A unique feature of ClimateStudio is its ability to calculate annual glare distributions across an occupied floor area. These glare calculations are based on the Daylight Glare Probability (DGP) metric, developed by Wienold and Christofferen. DGP predicts the likelihood that an observer at a given view position and orientation will experience discomfort glare. The metric is usually calculated using a fisheye rendering with an opening angle of 180 degrees. DGP can have values between 0% and 100%, which are divided into four bands:
For annual DPG simulations, ClimateStudio relies on the vertical illuminance portion of the DGP formula, plus a contrast measurement from the solar disc.

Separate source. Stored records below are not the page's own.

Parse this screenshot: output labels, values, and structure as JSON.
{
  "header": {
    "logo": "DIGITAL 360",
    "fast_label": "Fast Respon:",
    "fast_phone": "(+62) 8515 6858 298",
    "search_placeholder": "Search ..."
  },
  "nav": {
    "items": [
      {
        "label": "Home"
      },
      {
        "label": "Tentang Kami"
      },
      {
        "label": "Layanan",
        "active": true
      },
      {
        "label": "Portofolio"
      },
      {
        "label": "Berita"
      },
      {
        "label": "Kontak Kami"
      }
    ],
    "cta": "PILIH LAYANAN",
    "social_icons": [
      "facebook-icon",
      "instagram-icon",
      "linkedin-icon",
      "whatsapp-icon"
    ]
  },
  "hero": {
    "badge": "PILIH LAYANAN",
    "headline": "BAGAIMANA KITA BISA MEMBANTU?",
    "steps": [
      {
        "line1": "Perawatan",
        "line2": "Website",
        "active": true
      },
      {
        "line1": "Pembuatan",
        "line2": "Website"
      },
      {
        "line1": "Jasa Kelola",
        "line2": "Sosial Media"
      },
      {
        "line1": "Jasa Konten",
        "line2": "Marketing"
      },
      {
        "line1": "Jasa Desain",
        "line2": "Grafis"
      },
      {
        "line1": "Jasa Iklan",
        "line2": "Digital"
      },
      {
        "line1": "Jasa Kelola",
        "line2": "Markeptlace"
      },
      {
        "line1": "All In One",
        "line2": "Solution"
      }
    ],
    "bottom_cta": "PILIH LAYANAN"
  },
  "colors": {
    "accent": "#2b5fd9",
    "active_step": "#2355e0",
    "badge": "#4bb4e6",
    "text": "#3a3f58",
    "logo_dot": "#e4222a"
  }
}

To prepare a model for simulation, work your way through the four subpanels labeled 1-4 in the figure above.
Please note that at this point, ClimateStudio does not support annual glare calculations that consider the use of dynamic shading systems.
If you have not done any lighting simulations in ClimateStudio, it is recommended that you go through the Lighting Model Setup video tutorial (5 minutes) followed by a video tutorial specifically focused on Annual Glare Analysis. The Rhino file used in the tutorials is available for download.
Once all required inputs have been populated, a simulation is invoked by pressing the start button (5). ClimateStudio uses a progressive path-tracing version of the Radiance raytracer to simulate luminance distributions. While a simulation is in progress, traced light paths accumulate until the user-specified number of passes has been reached. Details on the simulation settings can be found by opening the settings dialog (6).
Upon completion of the first simulation pass, or upon loading a saved result, the results panel will show a dashboard showing the following building-wide metric:
Spatial Disturbing Glare (sDG): The percentage of views across the regularly occupied floor area that experience Disturbing or Intolerable Glare (DGP > 38%) for at least 5% of occupied hours. The calculation is based on hourly DGP values for eight different view directions at each position in the building. The default view height is 1.2 meters off the finish floor (eye height for a seated observer). The frequency of disturbing glare is visualized in the Rhino viewport using eight directional pie slices, with the color indicating frequency from 0 to 5%:
The results interface has five sections:
The Header includes the result name, a CSV export (2), and an information dialog (1), which provides an accounting of simulation inputs.
The Building Dashboard lists the sDG percentage for the entire building, as discussed above.
The Temporal Graphs show the frequency of each DGP bin across all views, grouped by hour of day and day of year. In this example, the occurrence of perceptible, disturbing, and intolerable glare is unsurprisingly higher in the afternoons, since the building features rooms with Western but not Eastern exposures. The floor area(s) included in the graph can be altered using the dropdown (4) or by filtering and/or selecting areas in the Room Table. The rightmost dropdown (5) permits switching between annual and single-day statistics. In the latter mode, time sliders let you scrub through individual hours of year, which causes timestep DGP data to be previewed in the Rhino viewport.
The Room Table lists results for each regularly occupied floor area in the building. Selecting rooms by filtration (7) or row selection isolates their preview in the temporal graphs and the Rhino viewport, and updates the statistics in the “Totals” row at the bottom of the table.
The Viewport Settings bar contains a viewport preview legend and viewport settings menu (8), which provides options for customizing the falsecolor display. Altering the upper bound of the falsecolor will also change the time percentage threshold used by the sDG metric in the Building Dashboard.
Hovering over a view slice in the Rhino viewport will update the temporal graphs to show all DGP data for the selected view:
In this case, the selected view faces the Western glazing, and has severe issues with afternoon glare throughout the entire year. To better understand cause and directionality of glare at any particular moment in time, you can select a point in the lower graph, which corresponds to a specific date and hour (9). Subsequently clicking on the camera icon (10) will initiate a Radiance Rendering using the sky condition for the corresponding step in the weather file:
The brightest pixels in the image can be flagged (color and threshold are editable). Here the red pixels show the sun and circumsolar region positioned straight ahead, near the center of the glazing. Unless the building is reoriented, this condition is likely unsolvable without movable shades or dynamic glazing. Rotating the rendering shows that turning the observer away from the glazing (e.g. by facing North) can reduce discomfort glare, though veiling glare is likely to remain an issue.